REQUIREMENT —
Write out every entry exactly as it appears.

Data about app and page elements
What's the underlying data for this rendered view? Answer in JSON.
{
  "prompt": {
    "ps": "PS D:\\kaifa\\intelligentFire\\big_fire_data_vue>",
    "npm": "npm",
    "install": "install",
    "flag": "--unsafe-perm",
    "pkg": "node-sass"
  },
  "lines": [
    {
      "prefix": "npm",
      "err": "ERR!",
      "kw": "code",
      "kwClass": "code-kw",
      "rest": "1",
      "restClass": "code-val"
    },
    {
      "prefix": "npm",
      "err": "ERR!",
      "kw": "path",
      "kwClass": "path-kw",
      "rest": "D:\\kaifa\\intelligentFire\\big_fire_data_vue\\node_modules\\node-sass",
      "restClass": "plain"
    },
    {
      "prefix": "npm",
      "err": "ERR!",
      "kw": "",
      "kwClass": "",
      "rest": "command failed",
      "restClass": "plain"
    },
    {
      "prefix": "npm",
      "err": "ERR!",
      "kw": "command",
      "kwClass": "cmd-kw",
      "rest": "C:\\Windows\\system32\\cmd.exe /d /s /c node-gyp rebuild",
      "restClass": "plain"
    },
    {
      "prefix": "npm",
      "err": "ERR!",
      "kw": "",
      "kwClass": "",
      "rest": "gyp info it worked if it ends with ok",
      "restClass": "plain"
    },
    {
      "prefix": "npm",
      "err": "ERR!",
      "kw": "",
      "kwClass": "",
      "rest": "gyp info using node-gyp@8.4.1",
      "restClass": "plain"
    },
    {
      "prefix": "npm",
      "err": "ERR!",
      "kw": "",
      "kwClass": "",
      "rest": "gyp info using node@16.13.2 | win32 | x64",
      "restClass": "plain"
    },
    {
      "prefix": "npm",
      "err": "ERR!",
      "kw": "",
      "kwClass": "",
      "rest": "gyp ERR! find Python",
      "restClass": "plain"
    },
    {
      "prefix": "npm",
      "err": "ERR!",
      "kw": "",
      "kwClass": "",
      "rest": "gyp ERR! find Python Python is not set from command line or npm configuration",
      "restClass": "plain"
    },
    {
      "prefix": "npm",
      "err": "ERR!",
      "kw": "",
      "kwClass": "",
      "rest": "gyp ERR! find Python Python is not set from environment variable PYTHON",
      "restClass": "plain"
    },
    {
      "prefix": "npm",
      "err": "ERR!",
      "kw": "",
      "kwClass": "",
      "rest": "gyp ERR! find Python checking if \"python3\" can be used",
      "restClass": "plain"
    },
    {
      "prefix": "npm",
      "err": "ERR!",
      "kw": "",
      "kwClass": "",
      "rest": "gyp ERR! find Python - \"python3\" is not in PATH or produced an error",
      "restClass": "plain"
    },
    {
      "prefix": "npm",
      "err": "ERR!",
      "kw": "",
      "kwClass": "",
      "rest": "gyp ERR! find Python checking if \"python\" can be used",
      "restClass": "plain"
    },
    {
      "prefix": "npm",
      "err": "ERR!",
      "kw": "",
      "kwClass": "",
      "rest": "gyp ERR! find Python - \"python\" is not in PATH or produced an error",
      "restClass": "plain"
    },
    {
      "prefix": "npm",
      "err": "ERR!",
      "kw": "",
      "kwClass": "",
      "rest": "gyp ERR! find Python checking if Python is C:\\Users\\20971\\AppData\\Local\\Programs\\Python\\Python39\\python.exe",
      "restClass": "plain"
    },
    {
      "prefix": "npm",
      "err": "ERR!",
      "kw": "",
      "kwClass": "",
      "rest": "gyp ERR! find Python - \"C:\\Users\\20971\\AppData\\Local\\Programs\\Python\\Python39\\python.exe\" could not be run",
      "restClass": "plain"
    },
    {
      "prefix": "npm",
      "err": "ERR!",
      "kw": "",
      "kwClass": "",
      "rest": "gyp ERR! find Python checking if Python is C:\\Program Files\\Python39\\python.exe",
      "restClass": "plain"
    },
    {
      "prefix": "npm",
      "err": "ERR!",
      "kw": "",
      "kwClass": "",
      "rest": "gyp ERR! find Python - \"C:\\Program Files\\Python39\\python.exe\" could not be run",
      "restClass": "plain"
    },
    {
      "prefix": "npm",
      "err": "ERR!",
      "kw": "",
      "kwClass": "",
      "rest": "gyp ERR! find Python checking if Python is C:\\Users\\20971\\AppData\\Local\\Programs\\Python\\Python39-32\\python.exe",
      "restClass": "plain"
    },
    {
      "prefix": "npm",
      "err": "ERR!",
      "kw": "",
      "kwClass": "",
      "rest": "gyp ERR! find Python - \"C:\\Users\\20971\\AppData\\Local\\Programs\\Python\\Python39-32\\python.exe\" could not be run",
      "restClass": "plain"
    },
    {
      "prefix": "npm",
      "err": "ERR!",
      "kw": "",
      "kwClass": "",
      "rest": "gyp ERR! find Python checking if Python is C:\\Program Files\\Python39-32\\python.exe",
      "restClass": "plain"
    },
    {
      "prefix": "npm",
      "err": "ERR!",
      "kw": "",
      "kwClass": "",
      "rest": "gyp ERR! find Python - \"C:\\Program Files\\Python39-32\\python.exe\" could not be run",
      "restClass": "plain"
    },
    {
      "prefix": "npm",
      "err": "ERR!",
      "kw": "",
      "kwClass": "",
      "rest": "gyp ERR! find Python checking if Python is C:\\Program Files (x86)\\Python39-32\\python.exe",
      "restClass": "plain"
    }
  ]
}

OUTPUT FOR THIS EXERCISE —
What's the underlying data for this rendered view? Answer in JSON.
{
  "prompt": {
    "ps": "PS D:\\kaifa\\intelligentFire\\big_fire_data_vue>",
    "npm": "npm",
    "install": "install",
    "flag": "--unsafe-perm",
    "pkg": "node-sass"
  },
  "lines": [
    {
      "prefix": "npm",
      "err": "ERR!",
      "kw": "code",
      "kwClass": "code-kw",
      "rest": "1",
      "restClass": "code-val"
    },
    {
      "prefix": "npm",
      "err": "ERR!",
      "kw": "path",
      "kwClass": "path-kw",
      "rest": "D:\\kaifa\\intelligentFire\\big_fire_data_vue\\node_modules\\node-sass",
      "restClass": "plain"
    },
    {
      "prefix": "npm",
      "err": "ERR!",
      "kw": "",
      "kwClass": "",
      "rest": "command failed",
      "restClass": "plain"
    },
    {
      "prefix": "npm",
      "err": "ERR!",
      "kw": "command",
      "kwClass": "cmd-kw",
      "rest": "C:\\Windows\\system32\\cmd.exe /d /s /c node-gyp rebuild",
      "restClass": "plain"
    },
    {
      "prefix": "npm",
      "err": "ERR!",
      "kw": "",
      "kwClass": "",
      "rest": "gyp info it worked if it ends with ok",
      "restClass": "plain"
    },
    {
      "prefix": "npm",
      "err": "ERR!",
      "kw": "",
      "kwClass": "",
      "rest": "gyp info using node-gyp@8.4.1",
      "restClass": "plain"
    },
    {
      "prefix": "npm",
      "err": "ERR!",
      "kw": "",
      "kwClass": "",
      "rest": "gyp info using node@16.13.2 | win32 | x64",
      "restClass": "plain"
    },
    {
      "prefix": "npm",
      "err": "ERR!",
      "kw": "",
      "kwClass": "",
      "rest": "gyp ERR! find Python",
      "restClass": "plain"
    },
    {
      "prefix": "npm",
      "err": "ERR!",
      "kw": "",
      "kwClass": "",
      "rest": "gyp ERR! find Python Python is not set from command line or npm configuration",
      "restClass": "plain"
    },
    {
      "prefix": "npm",
      "err": "ERR!",
      "kw": "",
      "kwClass": "",
      "rest": "gyp ERR! find Python Python is not set from environment variable PYTHON",
      "restClass": "plain"
    },
    {
      "prefix": "npm",
      "err": "ERR!",
      "kw": "",
      "kwClass": "",
      "rest": "gyp ERR! find Python checking if \"python3\" can be used",
      "restClass": "plain"
    },
    {
      "prefix": "npm",
      "err": "ERR!",
      "kw": "",
      "kwClass": "",
      "rest": "gyp ERR! find Python - \"python3\" is not in PATH or produced an error",
      "restClass": "plain"
    },
    {
      "prefix": "npm",
      "err": "ERR!",
      "kw": "",
      "kwClass": "",
      "rest": "gyp ERR! find Python checking if \"python\" can be used",
      "restClass": "plain"
    },
    {
      "prefix": "npm",
      "err": "ERR!",
      "kw": "",
      "kwClass": "",
      "rest": "gyp ERR! find Python - \"python\" is not in PATH or produced an error",
      "restClass": "plain"
    },
    {
      "prefix": "npm",
      "err": "ERR!",
      "kw": "",
      "kwClass": "",
      "rest": "gyp ERR! find Python checking if Python is C:\\Users\\20971\\AppData\\Local\\Programs\\Python\\Python39\\python.exe",
      "restClass": "plain"
    },
    {
      "prefix": "npm",
      "err": "ERR!",
      "kw": "",
      "kwClass": "",
      "rest": "gyp ERR! find Python - \"C:\\Users\\20971\\AppData\\Local\\Programs\\Python\\Python39\\python.exe\" could not be run",
      "restClass": "plain"
    },
    {
      "prefix": "npm",
      "err": "ERR!",
      "kw": "",
      "kwClass": "",
      "rest": "gyp ERR! find Python checking if Python is C:\\Program Files\\Python39\\python.exe",
      "restClass": "plain"
    },
    {
      "prefix": "npm",
      "err": "ERR!",
      "kw": "",
      "kwClass": "",
      "rest": "gyp ERR! find Python - \"C:\\Program Files\\Python39\\python.exe\" could not be run",
      "restClass": "plain"
    },
    {
      "prefix": "npm",
      "err": "ERR!",
      "kw": "",
      "kwClass": "",
      "rest": "gyp ERR! find Python checking if Python is C:\\Users\\20971\\AppData\\Local\\Programs\\Python\\Python39-32\\python.exe",
      "restClass": "plain"
    },
    {
      "prefix": "npm",
      "err": "ERR!",
      "kw": "",
      "kwClass": "",
      "rest": "gyp ERR! find Python - \"C:\\Users\\20971\\AppData\\Local\\Programs\\Python\\Python39-32\\python.exe\" could not be run",
      "restClass": "plain"
    },
    {
      "prefix": "npm",
      "err": "ERR!",
      "kw": "",
      "kwClass": "",
      "rest": "gyp ERR! find Python checking if Python is C:\\Program Files\\Python39-32\\python.exe",
      "restClass": "plain"
    },
    {
      "prefix": "npm",
      "err": "ERR!",
      "kw": "",
      "kwClass": "",
      "rest": "gyp ERR! find Python - \"C:\\Program Files\\Python39-32\\python.exe\" could not be run",
      "restClass": "plain"
    },
    {
      "prefix": "npm",
      "err": "ERR!",
      "kw": "",
      "kwClass": "",
      "rest": "gyp ERR! find Python checking if Python is C:\\Program Files (x86)\\Python39-32\\python.exe",
      "restClass": "plain"
    }
  ]
}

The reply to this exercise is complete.